To shape a world in which transitioning into adulthood is supported, encouraged, and not criminalized is the beqinning to healing our families and communities. We must abandon all punitive ideology about young people and instead ask ourselves how we can be mentors, leaders, and support in their lives.

THE ACCOUNTABILITY FOR CONGREGATE CARE ACT

The Accountability for Congregate Care Act of 2021 will address systemic weaknesses across multiple agencies and systems that increase reliance on congregate care and subject youth to abuse and neglect.

The passage of this Act will create a uniform Youth in Congregate Care Bill of Rights for all youth in congregate care regardless of which public or private pipeline they entered the facility.

This Bill of Rights will create a standard for the ACCA Joint Commission to lead an interdisciplinary program of research, in consultation with other Federal agencies, recognized experts in the field, and advocates.
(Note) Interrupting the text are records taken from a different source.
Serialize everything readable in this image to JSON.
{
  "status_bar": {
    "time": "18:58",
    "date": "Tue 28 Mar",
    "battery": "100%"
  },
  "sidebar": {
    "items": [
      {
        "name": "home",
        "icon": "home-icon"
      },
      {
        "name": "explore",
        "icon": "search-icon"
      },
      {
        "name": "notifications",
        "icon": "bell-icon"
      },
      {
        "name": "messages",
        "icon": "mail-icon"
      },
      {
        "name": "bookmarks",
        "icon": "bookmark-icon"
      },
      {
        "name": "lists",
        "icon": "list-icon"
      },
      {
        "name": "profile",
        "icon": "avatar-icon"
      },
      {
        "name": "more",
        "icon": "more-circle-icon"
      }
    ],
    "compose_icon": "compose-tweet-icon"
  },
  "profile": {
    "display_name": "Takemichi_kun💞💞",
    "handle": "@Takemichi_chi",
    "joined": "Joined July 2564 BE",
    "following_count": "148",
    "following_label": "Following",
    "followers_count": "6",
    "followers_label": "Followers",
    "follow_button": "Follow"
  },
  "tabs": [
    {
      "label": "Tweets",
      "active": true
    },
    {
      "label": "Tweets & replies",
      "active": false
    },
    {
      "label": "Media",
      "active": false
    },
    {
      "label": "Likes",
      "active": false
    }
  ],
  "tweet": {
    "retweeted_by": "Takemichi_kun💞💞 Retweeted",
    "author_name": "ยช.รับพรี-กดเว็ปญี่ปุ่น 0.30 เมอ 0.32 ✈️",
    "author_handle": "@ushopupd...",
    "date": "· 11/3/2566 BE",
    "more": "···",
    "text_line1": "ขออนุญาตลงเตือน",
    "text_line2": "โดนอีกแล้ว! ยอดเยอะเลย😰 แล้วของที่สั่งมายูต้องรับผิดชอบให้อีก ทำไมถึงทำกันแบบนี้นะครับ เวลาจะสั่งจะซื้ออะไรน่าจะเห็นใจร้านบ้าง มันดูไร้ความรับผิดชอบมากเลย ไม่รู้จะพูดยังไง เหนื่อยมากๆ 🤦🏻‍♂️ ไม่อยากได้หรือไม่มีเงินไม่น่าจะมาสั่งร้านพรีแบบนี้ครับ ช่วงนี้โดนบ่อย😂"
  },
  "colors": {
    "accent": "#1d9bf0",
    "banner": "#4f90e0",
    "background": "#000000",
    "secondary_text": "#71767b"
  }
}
Through this research, the Commission will advise on reduction of
congregate care placement, understanding the nature and scope of institutional abuse, and will consult with States on the closure of facilities that are unable to meet standards within the Youth in Congregate Care Bill of Rights.

By supporting the passage of ACCA, funds will be created to mend systemic issues that have led to our current failures in youth and family services. The main goal being to not only establish understood rights, but to lift the walls of our largest systems and work together to provide youth with the tools and opportunities to have the brilliant futures they
deserve.

THE YOUTH IN CONGREGATE CARE BILL OF RIGHTS

EVERY YOUTH IN CONGREGATE CARE. SHOULD HAVE THE RIGHT TO:

  • a right to physical well-being, including
    • freedom from abuse and neqlect; includinq all forms of physical, psychological, and sexual abuse, neglect, exploitation, financial exploitation, and excessive medication;
      • the right to be free from institutional abuse and neqlect
      • freedom from aversive behavioral interventions
      • freedom from physical, mechanical, and chemical restraint or seclusion
    • protection against unreasonable search and seizure;
      • including the use of strip searches or cavity searches as a means of punishment
  • a right to social and emotional well-being, including
    • prohibition of long periods of forced silence
    • restriction of communication with staff, caregivers, child protective services, law enforcement, or advocates
    • sufficient educational and life skills imparted onto them
    • reasonable daily access to the outdoors
    • to have essential needs met
  • to individualized and appropriate
    • to treatment that is culturally competent, trauma-informed, and most supportive of such each youth’s personal liberty and development
  • to be free from abusive, humiliating, degrading, or traumatizing treatment by staff or other youth; including
  • the ability to report mistreatment anonymously without fear of reprisal
  • • access a protection and advocacy agency

TO LEARN MORE, SUPPORT OUR CAUSE TO OR GET INVOLVED…

Linktr.ee

TO SCAN CODE:

Hold your cell phone over the QRcode with your Camera App open.

OR CONTACT

Caroline Cole – Dr. of Gov’t Relations
Breaking Code Silence
CLorson@breakingcodesilence.org

Rebecca Mellinger – Impact Producer
Paris Hilton
RebeccaM@parishiltonentertainment.com